     subtitle = "NUTS-2 level",
     caption="©2021 Milos Popovic\nSource: Eurostat\n")

We’ll assign a manual color palette to our scheme and I like to use Adobe Color to mix the colors and then filter them through Chroma.js Color Palette Helper to determine if the palette is colorblind friendly. We’ll also modify the last numeric label to indicate that it encompasses all the values higher than 15. I like the horizontal legend because it’s more intuitive and visible at the bottom or top of the graph. Also, let’s make the keywidth a bit longer to accommodate every label and, thiner, to give the legend a more elegant look.

p3 <- p2 + scale_fill_manual(name= "% of population aged 15-29",
  values=c('#ffd080', '#f4a77a', '#e18079', '#c35e7d', '#9b4283', '#6c2d83', "grey80"),
  labels=c("4–6",     "6–7",     "7–10",    "10–12",   "12–15",   ">15",   "No data"),
            direction = "horizontal",
            keyheight = unit(1.15, units = "mm"),
            keywidth = unit(15, units = "mm"),
            title.position = 'top',
            title.hjust = 0.5,
            label.hjust = .5,
            nrow = 1,
            byrow = T,
            reverse = F,
            label.position = "bottom"

We’ll wrap up this project with a set of options for the plot background, legend, (sub)title color and size as well as margins. We’ll set a white background to put our map into the focus. I like to choose a colorful title and subtitle that match the legend colors and push them down so that they are visible when you post them on social media. The legend is slighlty centered and placed at the bottom of the plot while the caption is in light gray and below the legend. I like to keep it present but discrete. Finally, plot.margin values are set to negative values to cut any remaining white space on any side of the plot. It’s a very conveninent option if you don’t won’t to cut your map in paint.

p4 <- p3 + theme_minimal() +
theme(panel.background = element_blank(),
legend.background = element_blank(),
legend.position = c(.45, .04),
panel.border = element_blank(),
panel.grid.minor = element_blank(),
panel.grid.major = element_line(color = "white", size = 0),
plot.title = element_text(size=20, color="#6c2d83", hjust=0.5, vjust=-10),
plot.subtitle = element_text(size=14, color="#bd5288", hjust=0.5, vjust=-15, face="bold"),
plot.caption = element_text(size=9, color="grey60", hjust=0.5, vjust=9),
axis.title.x = element_text(size=7, color="grey60", hjust=0.5, vjust=5),
legend.text = element_text(size=10, color="grey20"),
legend.title = element_text(size=11, color="grey20"),
strip.text = element_text(size=12),
plot.margin = unit(c(t=-2, r=-2, b=-2, l=-2),"lines"), #added these narrower margins to enlarge map
axis.title.y = element_blank(),
axis.ticks = element_blank(),
axis.text.x = element_blank(),
axis.text.y = element_blank())

That would be all folks!
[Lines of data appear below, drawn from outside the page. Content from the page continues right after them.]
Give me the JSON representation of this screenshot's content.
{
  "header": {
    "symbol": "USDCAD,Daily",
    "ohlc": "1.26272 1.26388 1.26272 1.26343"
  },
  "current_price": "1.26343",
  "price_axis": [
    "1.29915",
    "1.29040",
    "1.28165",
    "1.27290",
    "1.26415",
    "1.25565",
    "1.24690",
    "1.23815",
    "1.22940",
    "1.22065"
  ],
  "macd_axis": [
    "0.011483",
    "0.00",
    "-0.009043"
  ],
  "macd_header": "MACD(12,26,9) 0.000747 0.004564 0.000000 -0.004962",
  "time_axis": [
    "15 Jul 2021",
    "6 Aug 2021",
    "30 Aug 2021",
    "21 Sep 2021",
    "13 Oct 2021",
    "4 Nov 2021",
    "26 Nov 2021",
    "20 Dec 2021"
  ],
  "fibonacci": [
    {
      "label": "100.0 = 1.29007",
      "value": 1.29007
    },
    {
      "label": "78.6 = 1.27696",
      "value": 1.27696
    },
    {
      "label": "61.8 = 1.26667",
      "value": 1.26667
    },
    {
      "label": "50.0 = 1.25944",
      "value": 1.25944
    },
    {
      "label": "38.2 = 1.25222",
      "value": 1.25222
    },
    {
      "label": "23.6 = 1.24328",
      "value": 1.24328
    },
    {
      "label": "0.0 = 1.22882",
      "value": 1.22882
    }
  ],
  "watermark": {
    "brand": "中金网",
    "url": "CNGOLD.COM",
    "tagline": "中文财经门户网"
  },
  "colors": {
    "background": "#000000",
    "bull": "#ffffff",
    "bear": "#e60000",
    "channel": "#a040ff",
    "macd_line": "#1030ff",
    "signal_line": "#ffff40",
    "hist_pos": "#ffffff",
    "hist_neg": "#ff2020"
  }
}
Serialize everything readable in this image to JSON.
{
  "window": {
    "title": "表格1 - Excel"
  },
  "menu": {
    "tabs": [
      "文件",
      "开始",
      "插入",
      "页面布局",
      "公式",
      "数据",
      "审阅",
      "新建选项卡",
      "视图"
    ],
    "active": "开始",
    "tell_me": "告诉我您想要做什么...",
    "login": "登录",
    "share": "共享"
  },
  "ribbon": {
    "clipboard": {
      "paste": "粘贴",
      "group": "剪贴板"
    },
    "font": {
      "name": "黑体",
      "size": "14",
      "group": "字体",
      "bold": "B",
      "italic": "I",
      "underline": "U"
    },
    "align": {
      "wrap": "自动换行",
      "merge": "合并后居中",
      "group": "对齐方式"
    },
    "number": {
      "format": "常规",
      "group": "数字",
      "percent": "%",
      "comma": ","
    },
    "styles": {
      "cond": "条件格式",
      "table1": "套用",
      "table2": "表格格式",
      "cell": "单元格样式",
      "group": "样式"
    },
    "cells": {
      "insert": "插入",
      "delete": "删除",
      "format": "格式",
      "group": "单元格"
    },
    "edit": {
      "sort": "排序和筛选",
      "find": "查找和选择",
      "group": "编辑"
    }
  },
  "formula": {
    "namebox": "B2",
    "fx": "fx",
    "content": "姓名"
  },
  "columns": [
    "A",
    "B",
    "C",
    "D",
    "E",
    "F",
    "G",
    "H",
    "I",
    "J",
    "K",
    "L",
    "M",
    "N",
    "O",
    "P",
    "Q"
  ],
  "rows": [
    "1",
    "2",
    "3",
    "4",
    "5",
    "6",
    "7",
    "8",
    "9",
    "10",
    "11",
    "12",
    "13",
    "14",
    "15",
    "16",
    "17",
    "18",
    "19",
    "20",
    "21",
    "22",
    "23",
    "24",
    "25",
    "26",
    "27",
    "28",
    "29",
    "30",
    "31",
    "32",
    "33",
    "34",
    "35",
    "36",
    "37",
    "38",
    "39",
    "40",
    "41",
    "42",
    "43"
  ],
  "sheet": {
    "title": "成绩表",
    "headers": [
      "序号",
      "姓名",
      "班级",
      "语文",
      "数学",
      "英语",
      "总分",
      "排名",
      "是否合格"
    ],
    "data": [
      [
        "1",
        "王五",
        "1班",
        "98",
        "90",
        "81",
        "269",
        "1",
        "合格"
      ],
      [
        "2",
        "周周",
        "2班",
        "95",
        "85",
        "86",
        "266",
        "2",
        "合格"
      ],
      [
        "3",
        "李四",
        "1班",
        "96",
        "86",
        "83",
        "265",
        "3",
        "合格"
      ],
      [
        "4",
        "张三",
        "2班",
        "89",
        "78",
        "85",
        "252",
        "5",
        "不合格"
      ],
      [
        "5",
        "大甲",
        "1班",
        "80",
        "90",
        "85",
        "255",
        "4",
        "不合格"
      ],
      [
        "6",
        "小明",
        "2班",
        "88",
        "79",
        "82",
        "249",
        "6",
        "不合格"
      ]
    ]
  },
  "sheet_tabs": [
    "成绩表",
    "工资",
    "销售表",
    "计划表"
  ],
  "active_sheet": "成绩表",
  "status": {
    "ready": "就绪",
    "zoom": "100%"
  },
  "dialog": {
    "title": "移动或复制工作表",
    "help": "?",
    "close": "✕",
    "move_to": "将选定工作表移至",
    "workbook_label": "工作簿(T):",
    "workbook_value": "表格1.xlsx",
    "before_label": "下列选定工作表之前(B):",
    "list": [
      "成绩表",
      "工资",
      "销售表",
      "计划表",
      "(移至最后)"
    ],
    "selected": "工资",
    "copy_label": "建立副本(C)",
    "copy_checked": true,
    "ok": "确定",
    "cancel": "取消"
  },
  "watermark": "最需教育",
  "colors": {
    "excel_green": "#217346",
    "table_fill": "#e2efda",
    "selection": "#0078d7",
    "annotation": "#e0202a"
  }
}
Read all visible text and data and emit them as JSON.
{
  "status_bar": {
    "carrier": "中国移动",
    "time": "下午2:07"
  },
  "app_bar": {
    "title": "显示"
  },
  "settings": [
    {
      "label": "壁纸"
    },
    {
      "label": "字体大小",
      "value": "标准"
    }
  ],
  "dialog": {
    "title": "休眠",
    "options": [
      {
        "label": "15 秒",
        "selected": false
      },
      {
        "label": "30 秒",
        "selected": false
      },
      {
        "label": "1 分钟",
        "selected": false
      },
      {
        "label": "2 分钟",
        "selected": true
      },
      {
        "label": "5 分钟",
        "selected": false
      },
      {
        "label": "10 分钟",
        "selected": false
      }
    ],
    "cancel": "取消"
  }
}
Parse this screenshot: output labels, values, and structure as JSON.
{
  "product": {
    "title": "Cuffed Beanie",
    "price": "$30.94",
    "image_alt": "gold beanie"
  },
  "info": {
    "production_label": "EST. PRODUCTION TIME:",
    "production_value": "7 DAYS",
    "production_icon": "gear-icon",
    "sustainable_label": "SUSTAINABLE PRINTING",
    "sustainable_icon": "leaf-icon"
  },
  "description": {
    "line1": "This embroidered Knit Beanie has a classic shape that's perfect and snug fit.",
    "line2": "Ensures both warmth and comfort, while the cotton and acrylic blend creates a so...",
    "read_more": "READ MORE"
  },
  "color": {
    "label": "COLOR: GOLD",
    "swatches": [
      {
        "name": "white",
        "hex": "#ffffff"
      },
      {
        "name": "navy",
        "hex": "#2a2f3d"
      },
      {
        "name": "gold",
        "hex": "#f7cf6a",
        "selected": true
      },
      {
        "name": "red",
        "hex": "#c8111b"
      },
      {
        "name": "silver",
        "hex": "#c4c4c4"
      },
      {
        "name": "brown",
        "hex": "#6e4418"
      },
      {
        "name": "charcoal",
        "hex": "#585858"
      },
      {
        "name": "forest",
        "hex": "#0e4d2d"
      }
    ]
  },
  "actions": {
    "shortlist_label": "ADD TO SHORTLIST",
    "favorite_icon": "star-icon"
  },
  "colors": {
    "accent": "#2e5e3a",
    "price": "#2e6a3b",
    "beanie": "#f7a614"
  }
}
I really hope this example will help you launch your own mapping project. Feel free to check the full code here, clone the repo and reproduce, reuse and modify the code as you see fit. The advantage of this code is that it allows you to produce maps using any Eurostat dataset directly from R instead of manually downloading the data. However, there are alternative ways of plotting this choropleth map and I’ll make another post on how to use the sf package together with ggplot2 to effortlessly make your own map.

I’d be happy to hear your view on how this map could be improved or extended to other geographic realms. To do so, please follow me on Twitter, Instagram or Facebook!